JEFFERSON CITY — The Missouri Ethics Commission fined a political action committee supporting Gov. Mike Parson $2,000 Monday for reporting lapses connected to a pair of flights for the governor that the group chartered.
The commission, in a consent order posted online Monday, said there was probable cause to believe the Uniting Missouri PAC violated state ethics laws by “failing to report the fair market value of two flights within forty-eight hours of receiving the contributions.”
The decision by regulators was issued just a day before voters go to the polls to determine whether Parson will be the Republican nominee for governor in the November election.
Uniting Missouri will only have to pay $200 if the commission doesn’t uncover any other violations within the next two years.
Democrats in February asked state ethics officials to investigate whether Parson’s trip to the Super Bowl, paid for by the Uniting Missouri PAC, violated state campaign laws.
Missouri campaign finance laws prohibit certain kinds of coordination between candidates and PACs. The complaint said Parson’s $15,497 flight on a private plane to see the Kansas City Chiefs take on the San Francisco 49ers in Miami clearly required coordination with the Uniting Missouri PAC.
The second flight drawing attention was in December, when the Kansas City Star reported the governor traveled to Washington on a plane belonging to Rick DeStefane, the owner of a nursing home company that has been investigated for Medicaid fraud.
John Hancock, chairman of Uniting Missouri, has said the travel was justified and legal because Parson was fundraising on both trips; candidates and PACs are allowed to coordinate fundraising activities.
The commission, in its decision, said Uniting Missouri didn’t determine the fair market value of either flight, instead reporting the plane owner/operator’s actual costs as the value of the contribution.
The PAC also didn’t report the flights within 48 hours; Missouri law requires contributions over $5,000 to be reported within two days.
Hancock said the PAC didn’t have information on the cost of the flights at the time of the trips, but once officials were aware, they reported the contributions within two days, he said.
Hancock said the ethics commission sided with Uniting Missouri on most points and called the Democrats’ complaint “ridiculous.”
“The Uniting Missouri PAC will continue our aggressive campaign to support Governor Parson and his efforts to keep Missouri safe and healthy,” Hancock said in an emailed statement.
The ethics commission dismissed a separate complaint that specifically targeted Parson’s personal campaign fund.
The ethics commission also dismissed a complaint against Liberty Alliance USA, which opposes Parson’s likely Democratic opponent, Auditor Nicole Galloway.

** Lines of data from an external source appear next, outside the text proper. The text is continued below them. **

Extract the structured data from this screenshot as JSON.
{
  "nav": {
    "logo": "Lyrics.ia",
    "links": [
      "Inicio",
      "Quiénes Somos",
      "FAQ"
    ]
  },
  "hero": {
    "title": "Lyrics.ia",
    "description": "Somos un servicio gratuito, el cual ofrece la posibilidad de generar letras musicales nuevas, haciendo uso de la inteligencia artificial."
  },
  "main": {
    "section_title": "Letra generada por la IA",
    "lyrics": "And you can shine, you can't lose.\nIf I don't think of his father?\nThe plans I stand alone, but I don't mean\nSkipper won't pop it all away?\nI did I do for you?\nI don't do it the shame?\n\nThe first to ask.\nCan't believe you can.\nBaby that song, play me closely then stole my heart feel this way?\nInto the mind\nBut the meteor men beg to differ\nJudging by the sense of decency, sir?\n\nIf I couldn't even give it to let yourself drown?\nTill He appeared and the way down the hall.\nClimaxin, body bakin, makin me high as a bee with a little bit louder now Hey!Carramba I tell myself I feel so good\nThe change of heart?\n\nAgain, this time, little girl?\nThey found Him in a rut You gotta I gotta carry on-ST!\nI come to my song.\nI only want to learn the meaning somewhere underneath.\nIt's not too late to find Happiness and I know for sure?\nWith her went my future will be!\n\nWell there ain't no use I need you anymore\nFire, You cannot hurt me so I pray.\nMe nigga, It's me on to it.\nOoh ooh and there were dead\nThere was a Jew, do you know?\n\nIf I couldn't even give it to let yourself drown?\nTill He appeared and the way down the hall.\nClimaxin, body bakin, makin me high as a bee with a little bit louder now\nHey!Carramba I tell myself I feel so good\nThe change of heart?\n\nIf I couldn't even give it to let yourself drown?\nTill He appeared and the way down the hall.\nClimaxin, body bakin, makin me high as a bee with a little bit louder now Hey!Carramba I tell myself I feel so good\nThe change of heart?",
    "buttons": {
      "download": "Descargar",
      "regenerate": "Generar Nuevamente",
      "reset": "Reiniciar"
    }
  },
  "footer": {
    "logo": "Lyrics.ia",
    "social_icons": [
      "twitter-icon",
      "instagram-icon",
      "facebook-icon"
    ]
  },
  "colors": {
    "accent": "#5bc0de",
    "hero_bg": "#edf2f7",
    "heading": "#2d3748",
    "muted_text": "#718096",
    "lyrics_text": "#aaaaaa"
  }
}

The complaint said the Liberty Alliance needed to file campaign finance reports, but the commission disagreed, saying the group didn’t “meet the legal standards” that would require more disclosures.
The group is connected to former state GOP chairman Todd Graves.